If you follow the "food" thread on this blog, you already know that, when it comes to dining out at restaurants, I spoil myself terribly. To a lesser degree, I also spoil myself at the grocery store. I say "to a lesser degree" because I am not much of a cook, as you must also realize if my proudest achievement is combining red clam sauce with Velveeta Shells & Cheese. Nevertheless, I like to have adventures with food, so I am often trying new things.
Lately, I've realized that several of the flavor adventures I enjoyed the most are Cajun specialties. For example, your grocery store may carry a condiment you have never tried, called Chow Chow (above, left). Don't worry, it's not made out of dogs. It is sort of like a combination of pickle relish and mustard, only it contains chopped up pieces of squash, zucchini, onions, peppers, and maybe cauliflower, plus a unique blend of spices. It's chunky yet spreadable, tart and spicy but not overpowering (if used judiciously)...a very creditable alternative to ketchup and mustard!
I think I have previously mentioned the wonders of the muffuletta sandwich. Muffuletta bread (right) is a flat, round loaf of dense bread, in some cases sourdough. Sliced in half horizontally, it becomes the backbone of the sandwich that shares its name, a sandwich that (in its authentic, Louisiana-born form) contains several kinds of cold cut meat, cheese, and a condiment which few of us outside Cajun or Italian-American culture can identify. But they are all wonderful, and together they are miraculous.
Today I made a very heterodox muffuletta for lunch. Actually it wasn't anything like a muffuletta sandwich, but it had two of the key ingredients, plus sliced cheddar, between two long, oval slices of so-called "St. Louis Sourdough Bread." The first ingredient was a concoction called Black Olive Tapenade (left), which contains black olives, tomatoes, garlic, capers, and other flavorful stuff, ground up into a chunky, oily paste. You can also get Green Olive Tapenade, as well as other kinds of tapenade containing such things as artichoke, but the key to a good muffy is a spreadable olive salad, and I went with black.
The other special touch was capicola (below, right), a cut of dry-cured, cooked meat from the neck and shoulder of a pig. Thin-sliced, rubbed with a delicious blend of spices and paprika, it has a texture vaguely similar to corned beef and a flavor all its own. Italian Americans pronounce the word "gabaghoul" and eat it on pizzas, salads, and sandwiches. A proper muffy is made of gabaghoul, olive tapenade, and muffuletta bread, plus salami, provolone, Swiss cheese (or rather, emmentaler), and bologna (or rather, mortadella: another wonderful Italian cold cut, from which bologna evolved).
My grocery store, particularly the deli and imported foods sections, has exposed me to a world of meats, breads, cheeses, and relishes that have distinctive flavors, textures, and appearances, compared to the homogenized and impoverished varieties American shoppers know better.

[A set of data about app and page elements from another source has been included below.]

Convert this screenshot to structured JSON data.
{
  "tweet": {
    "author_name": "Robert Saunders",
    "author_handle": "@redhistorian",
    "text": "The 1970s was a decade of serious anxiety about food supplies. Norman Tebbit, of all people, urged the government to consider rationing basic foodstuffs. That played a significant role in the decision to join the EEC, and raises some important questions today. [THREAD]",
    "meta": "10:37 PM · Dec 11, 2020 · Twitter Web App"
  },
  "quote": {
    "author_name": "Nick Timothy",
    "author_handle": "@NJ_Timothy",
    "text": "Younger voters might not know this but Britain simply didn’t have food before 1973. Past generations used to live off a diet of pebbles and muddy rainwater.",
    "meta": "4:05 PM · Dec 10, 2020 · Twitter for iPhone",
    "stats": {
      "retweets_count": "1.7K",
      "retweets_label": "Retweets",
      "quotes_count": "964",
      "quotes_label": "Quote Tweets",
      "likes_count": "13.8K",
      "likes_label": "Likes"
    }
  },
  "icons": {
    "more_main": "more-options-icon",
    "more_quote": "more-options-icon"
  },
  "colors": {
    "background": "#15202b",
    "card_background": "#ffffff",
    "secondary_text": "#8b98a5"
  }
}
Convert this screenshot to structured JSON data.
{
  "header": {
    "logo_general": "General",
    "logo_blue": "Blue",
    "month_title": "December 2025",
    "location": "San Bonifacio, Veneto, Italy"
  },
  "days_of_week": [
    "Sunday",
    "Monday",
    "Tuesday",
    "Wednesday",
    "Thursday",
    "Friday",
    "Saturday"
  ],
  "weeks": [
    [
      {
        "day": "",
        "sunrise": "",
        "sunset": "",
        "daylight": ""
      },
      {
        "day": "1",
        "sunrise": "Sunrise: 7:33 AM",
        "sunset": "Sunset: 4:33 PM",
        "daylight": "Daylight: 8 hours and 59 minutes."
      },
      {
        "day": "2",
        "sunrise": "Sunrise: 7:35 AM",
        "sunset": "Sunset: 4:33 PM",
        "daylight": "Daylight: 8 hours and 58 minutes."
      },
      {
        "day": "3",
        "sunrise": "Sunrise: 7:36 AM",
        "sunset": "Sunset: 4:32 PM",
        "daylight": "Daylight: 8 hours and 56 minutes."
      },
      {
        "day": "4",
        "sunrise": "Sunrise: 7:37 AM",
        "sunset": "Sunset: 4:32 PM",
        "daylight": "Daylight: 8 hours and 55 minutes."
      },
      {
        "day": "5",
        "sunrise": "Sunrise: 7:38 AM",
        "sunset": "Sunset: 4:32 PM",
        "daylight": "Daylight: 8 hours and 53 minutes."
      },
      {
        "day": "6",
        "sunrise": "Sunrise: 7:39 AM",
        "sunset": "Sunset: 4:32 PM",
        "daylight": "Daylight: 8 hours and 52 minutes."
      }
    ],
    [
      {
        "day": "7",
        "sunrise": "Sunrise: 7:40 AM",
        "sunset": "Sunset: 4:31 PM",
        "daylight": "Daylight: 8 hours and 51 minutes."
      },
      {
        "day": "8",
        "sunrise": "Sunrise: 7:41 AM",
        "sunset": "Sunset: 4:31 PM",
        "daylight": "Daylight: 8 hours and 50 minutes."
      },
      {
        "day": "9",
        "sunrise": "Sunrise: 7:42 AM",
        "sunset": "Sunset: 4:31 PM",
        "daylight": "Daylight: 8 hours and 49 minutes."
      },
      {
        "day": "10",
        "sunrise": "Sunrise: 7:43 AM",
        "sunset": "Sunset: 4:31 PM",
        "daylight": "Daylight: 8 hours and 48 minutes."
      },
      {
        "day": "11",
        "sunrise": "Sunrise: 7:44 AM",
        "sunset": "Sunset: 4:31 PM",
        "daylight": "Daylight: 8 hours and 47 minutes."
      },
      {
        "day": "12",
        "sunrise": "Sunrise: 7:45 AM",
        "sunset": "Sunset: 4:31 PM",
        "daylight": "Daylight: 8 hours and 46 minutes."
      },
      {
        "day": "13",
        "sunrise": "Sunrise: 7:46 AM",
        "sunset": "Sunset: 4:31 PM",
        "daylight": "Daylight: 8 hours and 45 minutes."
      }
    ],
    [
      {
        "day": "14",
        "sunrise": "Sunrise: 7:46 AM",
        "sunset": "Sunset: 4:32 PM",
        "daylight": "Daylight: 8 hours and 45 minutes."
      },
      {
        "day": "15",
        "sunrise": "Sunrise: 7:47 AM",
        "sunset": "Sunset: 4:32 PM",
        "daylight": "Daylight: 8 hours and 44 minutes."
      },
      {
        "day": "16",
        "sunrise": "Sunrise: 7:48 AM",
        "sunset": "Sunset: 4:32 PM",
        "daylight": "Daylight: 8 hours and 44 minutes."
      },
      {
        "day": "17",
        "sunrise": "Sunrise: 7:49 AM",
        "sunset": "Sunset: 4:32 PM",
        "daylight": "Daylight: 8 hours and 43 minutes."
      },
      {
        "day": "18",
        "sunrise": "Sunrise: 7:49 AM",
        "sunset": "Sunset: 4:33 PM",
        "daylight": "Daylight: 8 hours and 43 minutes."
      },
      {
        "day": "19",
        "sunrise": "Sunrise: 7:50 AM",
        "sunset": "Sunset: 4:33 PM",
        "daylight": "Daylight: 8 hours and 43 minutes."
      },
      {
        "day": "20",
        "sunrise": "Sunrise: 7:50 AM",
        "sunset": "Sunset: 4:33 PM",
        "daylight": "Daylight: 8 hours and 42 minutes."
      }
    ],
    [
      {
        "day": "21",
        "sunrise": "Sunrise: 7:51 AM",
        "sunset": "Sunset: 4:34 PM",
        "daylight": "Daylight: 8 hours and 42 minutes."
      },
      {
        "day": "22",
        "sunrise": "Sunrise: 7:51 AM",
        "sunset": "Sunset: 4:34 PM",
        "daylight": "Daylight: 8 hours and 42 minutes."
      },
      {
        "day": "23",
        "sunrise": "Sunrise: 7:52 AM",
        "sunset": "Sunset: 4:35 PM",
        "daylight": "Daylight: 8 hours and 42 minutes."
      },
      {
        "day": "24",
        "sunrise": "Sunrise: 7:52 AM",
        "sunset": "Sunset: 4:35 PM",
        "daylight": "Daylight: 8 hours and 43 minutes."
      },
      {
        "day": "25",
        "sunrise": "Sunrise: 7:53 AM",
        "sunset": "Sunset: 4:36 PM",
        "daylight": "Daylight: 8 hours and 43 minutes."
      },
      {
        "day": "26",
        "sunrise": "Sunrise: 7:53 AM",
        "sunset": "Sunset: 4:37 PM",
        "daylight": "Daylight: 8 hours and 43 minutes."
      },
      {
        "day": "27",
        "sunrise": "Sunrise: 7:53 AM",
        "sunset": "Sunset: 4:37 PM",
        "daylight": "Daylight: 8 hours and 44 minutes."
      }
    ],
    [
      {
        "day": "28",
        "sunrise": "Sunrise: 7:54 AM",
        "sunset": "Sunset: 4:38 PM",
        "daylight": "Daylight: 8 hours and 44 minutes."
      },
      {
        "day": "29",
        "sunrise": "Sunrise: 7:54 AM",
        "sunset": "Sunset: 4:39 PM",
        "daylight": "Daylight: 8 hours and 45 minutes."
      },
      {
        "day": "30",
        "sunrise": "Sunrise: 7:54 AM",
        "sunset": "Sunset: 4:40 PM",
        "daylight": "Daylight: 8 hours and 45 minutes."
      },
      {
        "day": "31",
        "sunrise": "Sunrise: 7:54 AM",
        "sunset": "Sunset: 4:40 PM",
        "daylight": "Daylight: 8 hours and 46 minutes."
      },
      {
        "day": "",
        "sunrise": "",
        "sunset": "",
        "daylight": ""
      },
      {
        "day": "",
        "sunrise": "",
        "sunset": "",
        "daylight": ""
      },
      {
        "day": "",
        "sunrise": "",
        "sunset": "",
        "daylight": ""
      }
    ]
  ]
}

Just think what eating adventures may await you in the aisles of your neighborhood supermarket!